"Theodore Roosevelt, who had fought in Cuba in the Spanish-American War, assumed the U.S. presidency on September 14, 1901. He agreed with his predecessor that the Filipinos were not capable of self-governance." ~ Theodore Roosevelt Center at Dickinson State University Tell me how to stop caterpillars from making lace of the emerald leaves of bok choi, how to keep new saplings from drowning in a fortnight of rain. I learned that trick with beer and salt for slugs, but can't bear the sight of soft bodies shriveling up as if doused in smoke. But it's a different thing, this business you say you don't or won't understand— of heaving a frieze of confederate daughters into the air, breaking statues off their pedestals, removing plates engraved with their grand- sounding names. Metal or marble, stone carved in the visage of a man flanked on the one hand by a black body and on the other by an Indian one, whose decisions led to villages razed to the ground and a general's orders to shoot everyone, man, woman, child, on sight. History likes to remember only what art can beautify with gold leaf and laurels; what it can plunder for future museums.
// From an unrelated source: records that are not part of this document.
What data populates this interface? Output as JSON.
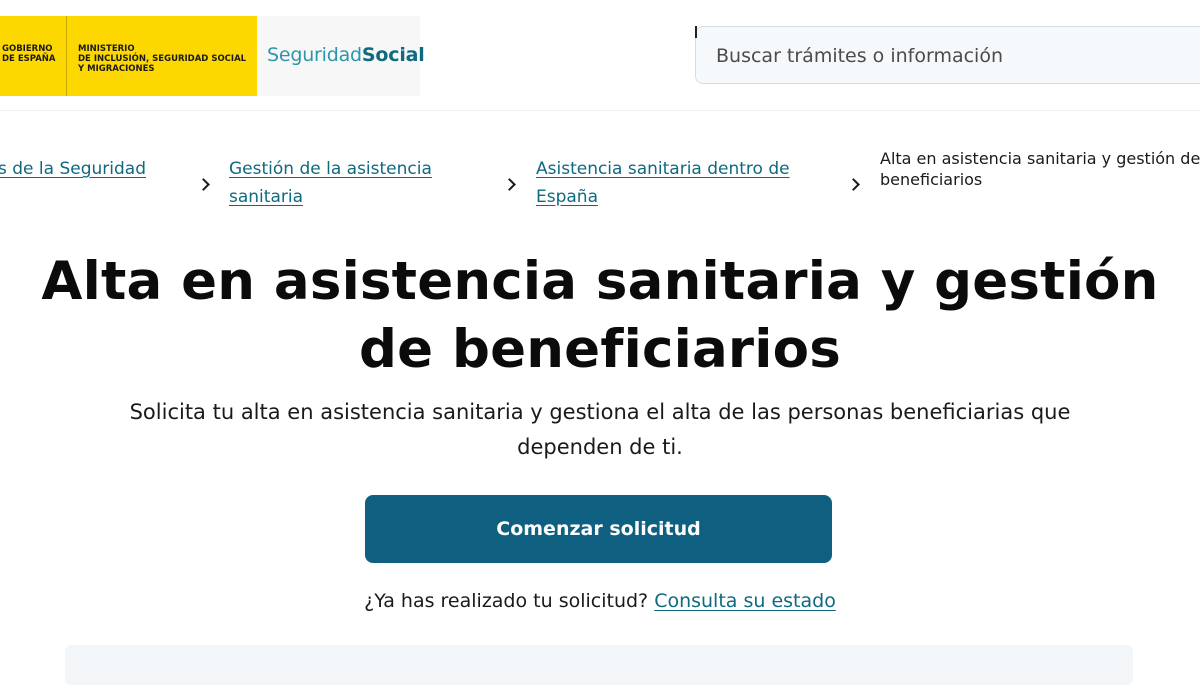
{
  "header": {
    "gov_label": "GOBIERNO\nDE ESPAÑA",
    "ministry_label": "MINISTERIO\nDE INCLUSIÓN, SEGURIDAD SOCIAL\nY MIGRACIONES",
    "ss_logo_light": "Seguridad",
    "ss_logo_bold": "Social",
    "search": {
      "placeholder": "Buscar trámites o información",
      "value": ""
    },
    "colors": {
      "gov_yellow": "#fdd800",
      "brand_teal": "#0f6980",
      "brand_teal_light": "#2d95ab"
    }
  },
  "breadcrumb": {
    "items": [
      {
        "line1": "s de la Seguridad",
        "line2": ""
      },
      {
        "line1": "Gestión de la asistencia",
        "line2": "sanitaria"
      },
      {
        "line1": "Asistencia sanitaria dentro de",
        "line2": "España"
      }
    ],
    "current": {
      "line1": "Alta en asistencia sanitaria y gestión de",
      "line2": "beneficiarios"
    },
    "separator_icon": "chevron-right-icon"
  },
  "main": {
    "title_line1": "Alta en asistencia sanitaria y gestión",
    "title_line2": "de beneficiarios",
    "subtitle_line1": "Solicita tu alta en asistencia sanitaria y gestiona el alta de las personas beneficiarias que",
    "subtitle_line2": "dependen de ti.",
    "cta_label": "Comenzar solicitud",
    "cta_color": "#0f6080",
    "status_question": "¿Ya has realizado tu solicitud?",
    "status_link": "Consulta su estado"
  }
}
Poet Luisa A. Igloria (Poetry Foundation web page, author webpage ) is Co-Winner of the 2019 Crab Orchard Open Competition in Poetry for her manuscript Maps for Migrants and Ghosts, forthcoming from Southern Illinois University Press in fall 2020. She is the winner of the 2015 Resurgence Prize (UK), the world’s first major award for ecopoetry, selected by former UK poet laureate Sir Andrew Motion, Alice Oswald, and Jo Shapcott. She is the author of What is Left of Wings, I Ask (2018 Center for the Book Arts Letterpress Chapbook Prize, selected by former US Poet Laureate Natasha Trethewey); Bright as Mirrors Left in the Grass (Kudzu House Press eChapbook selection for Spring 2015), Ode to the Heart Smaller than a Pencil Eraser (Utah State University Press, 2014 May Swenson Prize), Night Willow (Phoenicia Publishing, 2014), The Saints of Streets (University of Santo Tomas Publishing House, 2013), Juan Luna’s Revolver (2009 Ernest Sandeen Prize, University of Notre Dame Press), and nine other books. She is a member of the core faculty of the MFA Creative Writing Program at Old Dominion University which she directed from 2009-2015. In 2018, she was the inaugural Glasgow Distinguished Writer in Residence at Washington and Lee University. When she isn’t writing, reading, or teaching, she cooks with her family, knits, hand-binds books, and listens to tango music.